For example, the Northeast has historically been a highly volatile market due to heavy winter heating demands and lack of pipeline infrastructure. As such, a monthly index (regional) price could range from $1.93/MMBtu to $9.69/MMBtu, which is a swing of $7.76/MMBtu. (Aug15 and Feb15 respectively, for gas delivered into New York). In high demand areas, you would generally want to avoid entering in to an index or gas daily deal, even if usage volumes are challenging to predict. The potential for unexpected high prices in these markets is typically more risk than end-users wish to assume.
Term (Length of Deal)
In most regions of the country, suppliers are willing to offer prices for physical gas for periods varying from one month up to five years in duration. Once you decide on an appropriate product(s), you need to evaluate the fundamental pricing factors of the region to decide whether a short- or long-term deal provides the most value.

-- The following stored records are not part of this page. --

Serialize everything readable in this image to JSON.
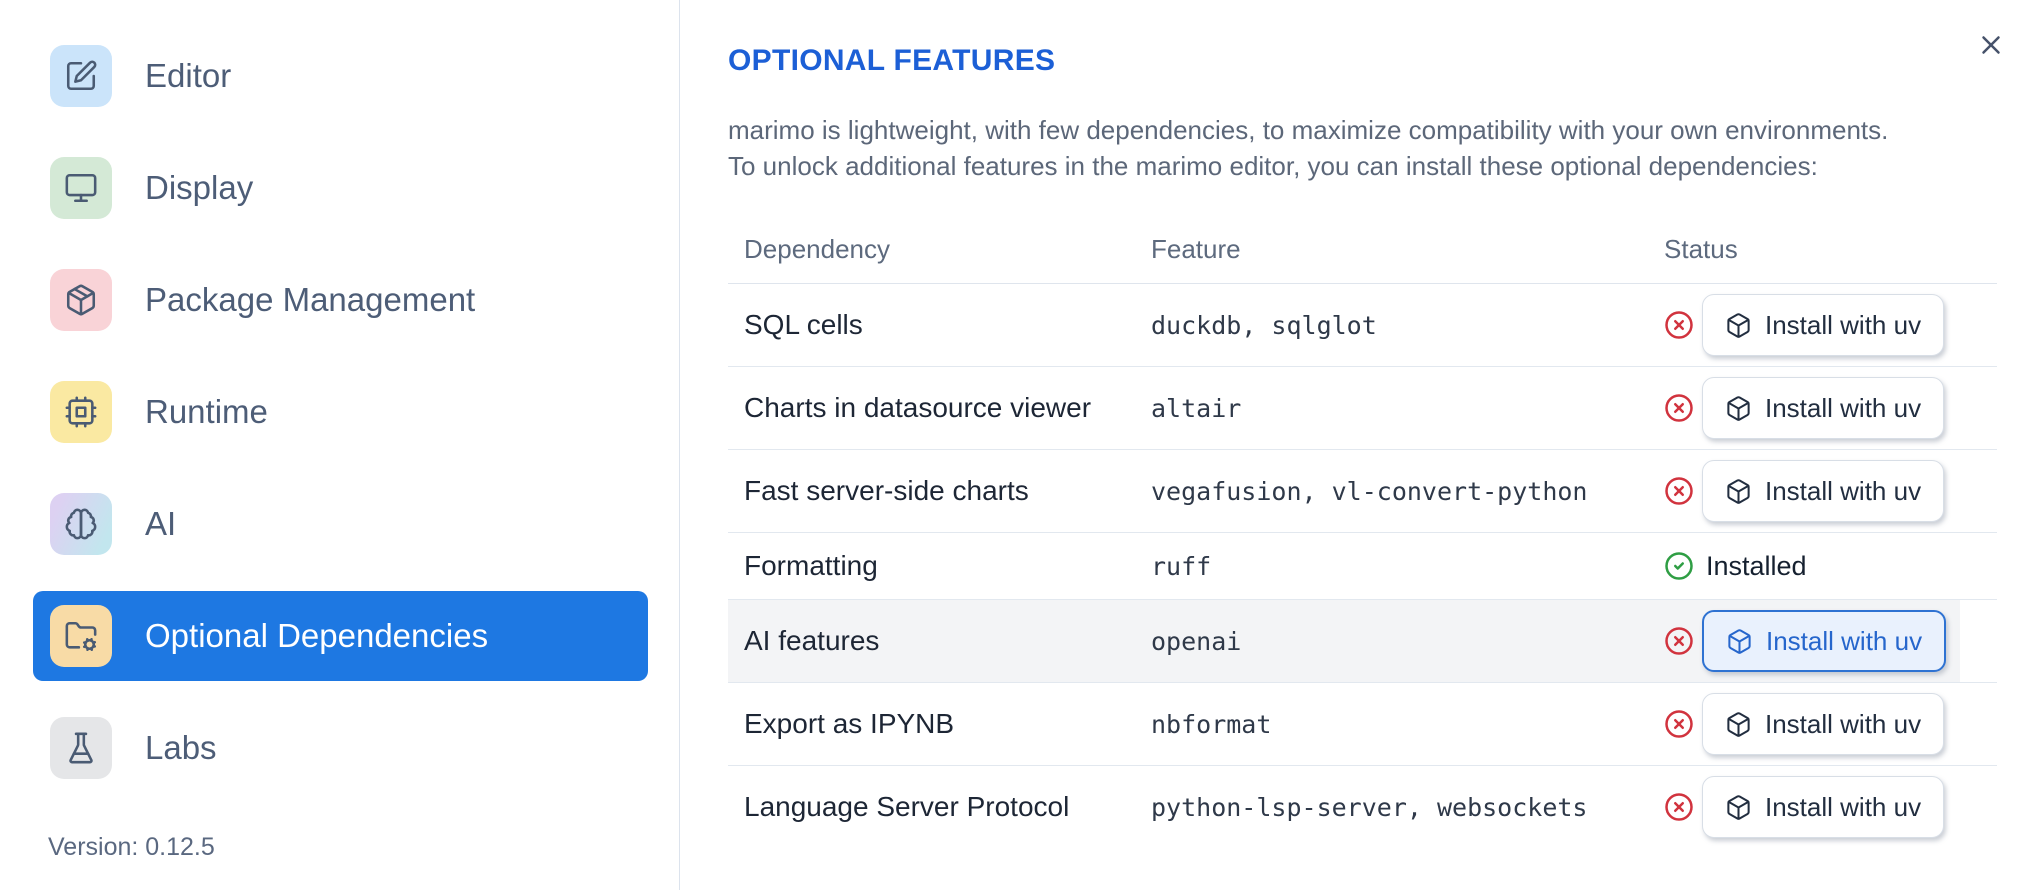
{
  "colors": {
    "accent_blue": "#1e78e2",
    "title_blue": "#1c5fd6",
    "link_blue": "#2666cc",
    "error_red": "#d1333e",
    "success_green": "#2f9e44",
    "row_highlight": "#f3f4f6"
  },
  "sidebar": {
    "items": [
      {
        "label": "Editor",
        "icon": "square-pen",
        "tile_color": "#cbe4fa",
        "selected": false
      },
      {
        "label": "Display",
        "icon": "monitor",
        "tile_color": "#d4e9d6",
        "selected": false
      },
      {
        "label": "Package Management",
        "icon": "package",
        "tile_color": "#f9d3d7",
        "selected": false
      },
      {
        "label": "Runtime",
        "icon": "cpu",
        "tile_color": "#fae9a2",
        "selected": false
      },
      {
        "label": "AI",
        "icon": "brain",
        "tile_color": "linear-gradient(115deg,#ddd1f2 15%,#c2e6ee 85%)",
        "selected": false
      },
      {
        "label": "Optional Dependencies",
        "icon": "folder-cog",
        "tile_color": "#f8dba6",
        "selected": true
      },
      {
        "label": "Labs",
        "icon": "flask",
        "tile_color": "#e5e6e8",
        "selected": false
      }
    ],
    "version_label": "Version: 0.12.5"
  },
  "panel": {
    "title": "OPTIONAL FEATURES",
    "close_icon": "x",
    "description_line1": "marimo is lightweight, with few dependencies, to maximize compatibility with your own environments.",
    "description_line2": "To unlock additional features in the marimo editor, you can install these optional dependencies:",
    "table": {
      "columns": [
        "Dependency",
        "Feature",
        "Status"
      ],
      "rows": [
        {
          "dependency": "SQL cells",
          "feature": "duckdb, sqlglot",
          "installed": false,
          "status_icon": "circle-x",
          "action": "Install with uv",
          "action_icon": "box",
          "highlighted": false
        },
        {
          "dependency": "Charts in datasource viewer",
          "feature": "altair",
          "installed": false,
          "status_icon": "circle-x",
          "action": "Install with uv",
          "action_icon": "box",
          "highlighted": false
        },
        {
          "dependency": "Fast server-side charts",
          "feature": "vegafusion, vl-convert-python",
          "installed": false,
          "status_icon": "circle-x",
          "action": "Install with uv",
          "action_icon": "box",
          "highlighted": false
        },
        {
          "dependency": "Formatting",
          "feature": "ruff",
          "installed": true,
          "status_icon": "circle-check",
          "status_label": "Installed",
          "highlighted": false
        },
        {
          "dependency": "AI features",
          "feature": "openai",
          "installed": false,
          "status_icon": "circle-x",
          "action": "Install with uv",
          "action_icon": "box",
          "highlighted": true
        },
        {
          "dependency": "Export as IPYNB",
          "feature": "nbformat",
          "installed": false,
          "status_icon": "circle-x",
          "action": "Install with uv",
          "action_icon": "box",
          "highlighted": false
        },
        {
          "dependency": "Language Server Protocol",
          "feature": "python-lsp-server, websockets",
          "installed": false,
          "status_icon": "circle-x",
          "action": "Install with uv",
          "action_icon": "box",
          "highlighted": false
        }
      ]
    }
  }
}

Some fundamental factors that can dictate pricing for demand region include natural gas production, pipeline infrastructure, natural gas storage levels, and weather forecasts. For example, the past few years (2013 – 2015) have been an ideal time to lock long-term supply deals in Northeast Ohio due to increased levels of natural gas production in the region with no new pipelines to carry supply to alternate demand centers. In the last six months, pricing has been on the rise as two major pipeline projects, Rover and Nexus, have progressed. These projects will move gas out of the region into higher priced areas such as Chicago and Michigan.
Generally, clients will choose deals for a term of one or two years dependent on pricing opportunities in the region. Your risk management strategy may also weigh into your decision regarding term length. End-users who execute physical hedges may execute a supply deal if the NYMEX is priced right. Many companies have broader risk management policies requiring long-term natural gas supply coverage.
While product, structure and term are crucial elements of a natural gas procurement strategy, many end-users forget to consider supplier choice, incremental pricing and contract terms. While the market offers many supplier choices, not all suppliers or their offers are created equal. It is important to award your deal to a reputable supplier who has a deep knowledge of the pipelines and utilities that deliver gas to your facility. Your supplier must be capable of reliably delivering gas to your facility while minimizing the risk of penalty.
In addition, any incremental pricing for the contract (above or below contract value) should be stated at a transparent price that can be audited against a published index. Many suppliers offer incremental pricing as an opaque and vague “market” price. Incremental pricing can be a significant driver of cost. Vague pricing terms can be difficult to challenge.
Lastly, it is crucial to perform a thorough evaluation of the final contract that will be signed. Often, suppliers will push maximum risk to the end-user in their standard agreements. End-users can negotiate for better terms that place risk back on the supplier.
Once target product and term length have been established, you should begin to monitor the market for an opportune time to initiate a supply deal. Based on the fundamental and technical market factors, a goal price should be targeted for market entry, providing your company the best chance to capture market savings and meet your company goals.
In today’s complex energy environment, smart energy management is vital for your organization’s success. In order to meet cost, risk and resilience or sustainability needs, organizations must have an advisor who can deliver independent, comprehensive, expert and data driven energy solutions.
To find out more about how to get independent, comprehensive, expert and data driven advice on your natural gas supply management, contact Edison Energy today.